Bekmambetov was also able to meet with Anna Erelle, whose true story, chronicled in her book In the Skin of a Jihadist, inspired Profile—and who has been in hiding ever since her interactions with an Islamic militant led ISIS to issue a fatwa against her. “Anna Erelle is not her real name, and I don’t want to ask her what her real name is, even though we’ve been friends for two years,” he says. “We contacted her agent, who set up a meeting in Paris, in a small hotel room. First her agent arrived, and said, ‘She’s a little late,’ but in reality she was checking me out to be sure I was who I said I was [laughs]. Then she called Anna and said, ‘Hey, we’re here waiting for you.’ She had been waiting around the corner, and when I met her, it was an unbelievable moment, because I had read the book and we had written the script at this point, and I already felt very connected to her.

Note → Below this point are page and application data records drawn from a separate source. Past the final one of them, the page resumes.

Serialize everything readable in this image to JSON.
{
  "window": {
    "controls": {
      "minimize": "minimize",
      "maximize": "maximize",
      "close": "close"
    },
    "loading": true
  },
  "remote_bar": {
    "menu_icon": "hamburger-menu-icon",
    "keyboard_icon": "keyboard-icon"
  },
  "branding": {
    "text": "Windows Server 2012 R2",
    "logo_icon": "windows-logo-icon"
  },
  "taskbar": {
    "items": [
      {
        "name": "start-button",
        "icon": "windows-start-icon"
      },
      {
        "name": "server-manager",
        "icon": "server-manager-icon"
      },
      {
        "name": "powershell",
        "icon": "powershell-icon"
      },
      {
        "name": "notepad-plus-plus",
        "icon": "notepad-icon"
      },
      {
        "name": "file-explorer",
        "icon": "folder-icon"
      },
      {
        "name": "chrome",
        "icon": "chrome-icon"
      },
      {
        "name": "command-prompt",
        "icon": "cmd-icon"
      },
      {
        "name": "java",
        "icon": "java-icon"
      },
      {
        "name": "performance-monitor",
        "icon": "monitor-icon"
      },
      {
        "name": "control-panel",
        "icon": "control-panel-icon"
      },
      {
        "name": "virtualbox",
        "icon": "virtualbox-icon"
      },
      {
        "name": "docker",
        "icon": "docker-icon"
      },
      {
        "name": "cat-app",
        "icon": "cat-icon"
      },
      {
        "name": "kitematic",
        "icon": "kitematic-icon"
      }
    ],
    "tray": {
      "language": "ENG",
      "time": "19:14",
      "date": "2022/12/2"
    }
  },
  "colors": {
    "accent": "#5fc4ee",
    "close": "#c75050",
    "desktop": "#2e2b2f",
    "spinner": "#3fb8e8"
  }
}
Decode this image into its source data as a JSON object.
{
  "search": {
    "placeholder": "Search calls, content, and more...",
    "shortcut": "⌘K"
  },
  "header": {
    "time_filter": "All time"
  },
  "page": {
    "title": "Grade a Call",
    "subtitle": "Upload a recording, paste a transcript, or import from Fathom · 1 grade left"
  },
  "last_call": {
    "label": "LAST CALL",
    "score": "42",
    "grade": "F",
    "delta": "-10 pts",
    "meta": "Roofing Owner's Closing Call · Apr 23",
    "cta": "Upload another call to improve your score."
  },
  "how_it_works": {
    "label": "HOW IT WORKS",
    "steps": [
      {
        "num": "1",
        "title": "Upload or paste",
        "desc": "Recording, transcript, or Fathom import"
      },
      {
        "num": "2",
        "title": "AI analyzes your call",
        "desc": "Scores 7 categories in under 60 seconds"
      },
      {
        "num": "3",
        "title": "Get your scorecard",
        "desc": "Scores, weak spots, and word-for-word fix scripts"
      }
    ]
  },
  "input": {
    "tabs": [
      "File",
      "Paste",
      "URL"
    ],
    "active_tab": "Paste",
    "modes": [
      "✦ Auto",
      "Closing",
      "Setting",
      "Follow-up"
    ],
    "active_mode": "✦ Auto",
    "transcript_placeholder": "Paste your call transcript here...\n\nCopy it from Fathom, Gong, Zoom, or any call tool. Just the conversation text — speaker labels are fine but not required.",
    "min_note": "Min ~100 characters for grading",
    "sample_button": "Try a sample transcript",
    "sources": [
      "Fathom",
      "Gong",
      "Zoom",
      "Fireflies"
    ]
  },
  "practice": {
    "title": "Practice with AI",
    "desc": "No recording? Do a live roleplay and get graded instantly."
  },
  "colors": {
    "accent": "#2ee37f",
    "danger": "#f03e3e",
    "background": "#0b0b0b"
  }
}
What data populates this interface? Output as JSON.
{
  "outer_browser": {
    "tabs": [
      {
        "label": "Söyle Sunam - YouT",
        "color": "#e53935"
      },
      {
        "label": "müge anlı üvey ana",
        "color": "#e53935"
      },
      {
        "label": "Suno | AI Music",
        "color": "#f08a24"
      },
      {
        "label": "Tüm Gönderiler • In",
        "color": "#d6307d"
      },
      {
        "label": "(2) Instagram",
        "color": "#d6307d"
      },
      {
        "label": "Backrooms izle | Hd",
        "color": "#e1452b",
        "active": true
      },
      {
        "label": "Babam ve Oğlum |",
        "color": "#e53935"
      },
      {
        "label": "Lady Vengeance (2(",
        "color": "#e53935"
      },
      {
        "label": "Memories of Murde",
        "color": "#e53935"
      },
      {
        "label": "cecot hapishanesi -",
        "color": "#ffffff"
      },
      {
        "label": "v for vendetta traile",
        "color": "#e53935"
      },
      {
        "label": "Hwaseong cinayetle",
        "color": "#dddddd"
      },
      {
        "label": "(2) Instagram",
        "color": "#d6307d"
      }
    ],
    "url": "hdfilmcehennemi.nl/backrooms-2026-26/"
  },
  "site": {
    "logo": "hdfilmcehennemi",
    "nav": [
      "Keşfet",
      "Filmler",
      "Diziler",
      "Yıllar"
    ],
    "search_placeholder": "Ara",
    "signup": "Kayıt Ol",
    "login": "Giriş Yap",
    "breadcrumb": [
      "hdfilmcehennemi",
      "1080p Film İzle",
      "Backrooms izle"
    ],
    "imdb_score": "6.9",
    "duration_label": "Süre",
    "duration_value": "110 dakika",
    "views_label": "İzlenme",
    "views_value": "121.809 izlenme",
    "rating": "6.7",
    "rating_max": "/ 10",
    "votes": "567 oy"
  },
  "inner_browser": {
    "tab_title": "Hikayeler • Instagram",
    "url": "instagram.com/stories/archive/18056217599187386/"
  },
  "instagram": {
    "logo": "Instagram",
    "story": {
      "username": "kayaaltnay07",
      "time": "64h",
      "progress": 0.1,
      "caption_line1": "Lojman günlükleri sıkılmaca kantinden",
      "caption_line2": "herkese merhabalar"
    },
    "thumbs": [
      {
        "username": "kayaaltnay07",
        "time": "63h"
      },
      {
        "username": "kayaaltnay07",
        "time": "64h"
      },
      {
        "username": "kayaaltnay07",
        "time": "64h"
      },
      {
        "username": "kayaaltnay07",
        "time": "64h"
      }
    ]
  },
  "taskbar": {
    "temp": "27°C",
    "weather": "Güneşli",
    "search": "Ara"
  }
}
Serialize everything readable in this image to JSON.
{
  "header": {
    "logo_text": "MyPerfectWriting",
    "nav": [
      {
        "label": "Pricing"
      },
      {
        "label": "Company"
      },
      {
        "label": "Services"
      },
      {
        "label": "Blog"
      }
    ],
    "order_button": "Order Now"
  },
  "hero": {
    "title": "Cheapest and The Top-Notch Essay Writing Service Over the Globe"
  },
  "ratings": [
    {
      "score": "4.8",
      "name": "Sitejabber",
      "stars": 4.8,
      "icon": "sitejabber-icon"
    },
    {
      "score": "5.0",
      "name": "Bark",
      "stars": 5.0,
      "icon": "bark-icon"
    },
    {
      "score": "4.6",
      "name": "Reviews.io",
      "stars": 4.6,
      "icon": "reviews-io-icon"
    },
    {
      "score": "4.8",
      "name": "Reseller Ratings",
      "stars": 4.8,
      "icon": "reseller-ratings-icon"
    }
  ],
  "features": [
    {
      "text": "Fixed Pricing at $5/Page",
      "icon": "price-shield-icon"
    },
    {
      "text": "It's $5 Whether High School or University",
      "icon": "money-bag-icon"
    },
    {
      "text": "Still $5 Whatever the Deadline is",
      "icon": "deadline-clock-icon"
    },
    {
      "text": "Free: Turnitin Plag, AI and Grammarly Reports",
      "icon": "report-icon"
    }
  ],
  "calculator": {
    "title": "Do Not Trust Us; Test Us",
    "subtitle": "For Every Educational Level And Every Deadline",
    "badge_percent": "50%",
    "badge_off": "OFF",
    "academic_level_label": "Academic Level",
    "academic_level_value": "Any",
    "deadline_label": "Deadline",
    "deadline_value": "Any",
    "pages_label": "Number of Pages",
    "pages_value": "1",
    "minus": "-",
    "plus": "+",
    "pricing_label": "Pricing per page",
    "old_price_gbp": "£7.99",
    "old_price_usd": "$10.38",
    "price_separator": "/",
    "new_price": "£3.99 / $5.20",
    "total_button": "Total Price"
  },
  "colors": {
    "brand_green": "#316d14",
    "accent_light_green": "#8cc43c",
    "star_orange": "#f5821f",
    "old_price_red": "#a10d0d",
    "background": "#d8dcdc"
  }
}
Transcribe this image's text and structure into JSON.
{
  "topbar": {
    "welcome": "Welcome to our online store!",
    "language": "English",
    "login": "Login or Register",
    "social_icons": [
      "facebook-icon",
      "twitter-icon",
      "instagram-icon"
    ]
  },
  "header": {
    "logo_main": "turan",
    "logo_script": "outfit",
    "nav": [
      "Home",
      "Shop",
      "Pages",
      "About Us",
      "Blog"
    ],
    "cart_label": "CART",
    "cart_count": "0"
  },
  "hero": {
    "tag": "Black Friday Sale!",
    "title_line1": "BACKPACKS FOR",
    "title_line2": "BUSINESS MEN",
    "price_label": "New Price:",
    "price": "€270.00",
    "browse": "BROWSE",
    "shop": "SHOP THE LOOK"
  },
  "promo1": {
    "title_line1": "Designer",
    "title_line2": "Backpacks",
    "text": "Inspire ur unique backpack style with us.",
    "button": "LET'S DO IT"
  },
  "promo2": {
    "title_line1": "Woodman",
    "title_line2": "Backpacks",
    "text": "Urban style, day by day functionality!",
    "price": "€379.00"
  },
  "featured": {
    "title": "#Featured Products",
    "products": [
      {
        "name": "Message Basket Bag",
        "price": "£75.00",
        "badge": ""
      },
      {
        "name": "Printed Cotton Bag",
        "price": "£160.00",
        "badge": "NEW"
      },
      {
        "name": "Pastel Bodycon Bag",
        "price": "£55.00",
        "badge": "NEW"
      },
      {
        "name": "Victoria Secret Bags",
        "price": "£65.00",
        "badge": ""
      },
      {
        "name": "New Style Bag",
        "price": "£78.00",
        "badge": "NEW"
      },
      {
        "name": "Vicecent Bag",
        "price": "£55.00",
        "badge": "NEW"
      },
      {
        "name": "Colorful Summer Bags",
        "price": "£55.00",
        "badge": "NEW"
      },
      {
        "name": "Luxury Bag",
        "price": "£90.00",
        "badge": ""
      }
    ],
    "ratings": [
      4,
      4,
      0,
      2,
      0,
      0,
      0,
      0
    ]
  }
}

But once we met, I understood that she was even more impressive than she was in the book, her personality.

“She was very helpful to the production,” Bekmambetov continues, “because she sent me screen grabs so we could see what was on her desktop at that time—what kind of folders, what kind of images. We also asked her to share her Spotify list from that time, and we used it in the movie. The whole soundtrack is the songs she had listened to, and it helped create the authenticity of the story and her world.”

As Amy Whittaker (Valene Kane), Erelle’s onscreen alter ego, becomes more cyber-involved with Bilel (Shazad Latif), we see this militant soldier let his guard down—a necessary narrative strategy that also risked creating sympathy for him. “Yes, it was a risk,” Bekmambetov acknowledges. “To make this movie impactful, I had to tell the story so that the audience would connect with this person emotionally, because that creates the drama and the complexity of the world. And it’s exactly what these people do, you know? There was no way to tell the story differently, because the whole idea is that she’s using herself as bait, acting like a young woman in love with him, and she’s not an actress. So she has to literally slip into this role, this character she has created. I’ve read some critics saying, ‘Oh, she looks stupid, why does she do it, she’s not professional, why is she so naive?’ But it’s the only way to seduce him—to be seduced herself, and the audience has to be seduced a little bit as well.”

Bekmambetov will attempt to seduce viewers with a fresh approach to Screenlife in his next fear feature to utilize the language: writer/director Bryce McGuire’s Unfollowed. “It’s a horror movie about teenagers in an abandoned mental hospital, and it’s in the vertical screen format, because they shot it on an iPhone. We hope it will find the same success as the Unfriended movies; it’s also supernatural, with unknown actors.” He sees the use of the vertical phone-camera image as a relatable visual gambit to today’s audiences, and Screenlife as an approach he can continue to adapt as technology develops. “People understand this language because we all live in this world, and audiences react to it so emotionally. There’s this kind of shock: ‘Oh my God, this is exactly how I live, this is exactly what I feel, these are exactly my everyday problems.’

“It’s a scary world,” he concludes, “because it’s one that is unknown to us. We’ve lived in it for less than 20 years, and we don’t know all the rules yet. We don’t know how to treat people who have died, for example—someone dies but their account is still active and sending you happy-birthday messages every year. How to live in agreement on the internet—we don’t know yet. And I think the mission of our Screenlife movement is to tell stories to help us to figure out the rules of how to behave in this virtual world.”